Private school over public school
POST-GRAD: Mr Clement Lim, a former MDIS student who is now pursuing his PhD at NTU. TNP PHOTO: GAVIN FOO
He graduated with a perfect grade point average and would have been accepted by many tertiary institutes.
Mr Clement Lim, 27, chose to enrol at the Management Development Institute of Singapore (MDIS).
Mr Lim, now a full-time PhD student at Nanyang Technological University, tells TNPS: "It made sense for me to join MDIS because it allowed me to reach my goals faster."
At 16, while studying for his diploma at Nanyang Polytechnic, Mr Lim decided he wanted a PhD.
It spurred him to excel at his studies and find ways to achieve his goal earlier in his life.
Mr Lim says with a shy smile: "It wasn't so much of a concern of how I would get there, as long as I got to the point where I could get the PhD."
A few months into his national service, Mr Lim heard about MDIS's biomedical sciences programme .
He applied and was accepted but had more than a year left in his NS. He sought permission and his officers allowed him to start the course.
So he was at camp during the day and attended night classes at the MDIS campus.
"I am very fortunate to have had the support of my superiors at the medical corp and at MDIS, who allowed me to start my degree early," says Mr Lim.
"This arrangement might not have been possible if I had opted for another route for my tertiary education."
Although most undergraduate courses in public universities take at least three years, Mr Lim received his first class honours degree in two.
Soon after graduating, Mr Lim scored a job at the Agency for Science, Technology and Research (A*Star) as a researcher.
He was only 23 and one of the youngest researchers in his tier there.
"Finishing so early might not have been possible if I did not take a private school route," he says.
He is now doing a PhD in marketing and healthcare innovation.
The journey might have been more than 10 years in the making, but he says it was the step to join a private school that made the difference.

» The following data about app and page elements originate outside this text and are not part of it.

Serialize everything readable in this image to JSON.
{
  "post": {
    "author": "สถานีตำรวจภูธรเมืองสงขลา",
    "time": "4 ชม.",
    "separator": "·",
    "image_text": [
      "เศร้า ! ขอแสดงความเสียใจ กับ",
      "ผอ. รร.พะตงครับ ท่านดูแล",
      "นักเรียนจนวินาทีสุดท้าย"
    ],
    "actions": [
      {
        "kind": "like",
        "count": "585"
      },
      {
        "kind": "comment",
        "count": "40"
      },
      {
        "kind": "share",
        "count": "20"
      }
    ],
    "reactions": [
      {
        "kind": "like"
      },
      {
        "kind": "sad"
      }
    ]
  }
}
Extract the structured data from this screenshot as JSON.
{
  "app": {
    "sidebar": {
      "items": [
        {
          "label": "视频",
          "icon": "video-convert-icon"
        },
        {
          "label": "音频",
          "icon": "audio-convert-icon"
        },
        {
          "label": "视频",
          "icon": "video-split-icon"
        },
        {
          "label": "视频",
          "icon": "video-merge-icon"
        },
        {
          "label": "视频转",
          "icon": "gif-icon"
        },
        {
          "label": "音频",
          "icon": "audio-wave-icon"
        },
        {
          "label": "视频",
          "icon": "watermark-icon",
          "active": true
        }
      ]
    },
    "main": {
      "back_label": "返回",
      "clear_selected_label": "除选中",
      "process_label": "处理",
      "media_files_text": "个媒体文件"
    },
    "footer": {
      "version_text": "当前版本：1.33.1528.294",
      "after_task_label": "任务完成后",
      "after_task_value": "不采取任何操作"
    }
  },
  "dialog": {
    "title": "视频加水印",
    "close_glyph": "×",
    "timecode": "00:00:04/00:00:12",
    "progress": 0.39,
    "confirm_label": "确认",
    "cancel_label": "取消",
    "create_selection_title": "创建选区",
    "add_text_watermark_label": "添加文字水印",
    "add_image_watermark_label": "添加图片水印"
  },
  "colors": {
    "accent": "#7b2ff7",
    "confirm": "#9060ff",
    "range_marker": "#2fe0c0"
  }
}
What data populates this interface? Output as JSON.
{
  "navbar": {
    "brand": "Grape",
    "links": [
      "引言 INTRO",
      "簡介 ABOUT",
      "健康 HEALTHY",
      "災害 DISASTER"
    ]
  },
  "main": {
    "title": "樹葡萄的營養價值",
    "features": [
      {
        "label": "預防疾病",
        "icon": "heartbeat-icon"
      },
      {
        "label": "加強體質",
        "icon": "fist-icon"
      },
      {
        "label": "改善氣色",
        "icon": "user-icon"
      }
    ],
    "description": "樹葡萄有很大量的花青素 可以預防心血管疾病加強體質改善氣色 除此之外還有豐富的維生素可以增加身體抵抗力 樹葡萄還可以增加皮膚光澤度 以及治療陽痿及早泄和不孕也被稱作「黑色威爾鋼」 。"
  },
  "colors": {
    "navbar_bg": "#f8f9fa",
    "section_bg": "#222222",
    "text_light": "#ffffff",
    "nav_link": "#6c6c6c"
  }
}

"If you have a specific aim and if you want it badly, then you'll work on achieving it," he says.
When asked if graduates of private schools have smaller chances of getting employed, Mr Lim says: "The numbers and circumstances don't define you."
"What's important is to stay optimistic, even in the face of challenges."
According to MDIS, 75.4 per cent of its graduates find employment within six months of graduation.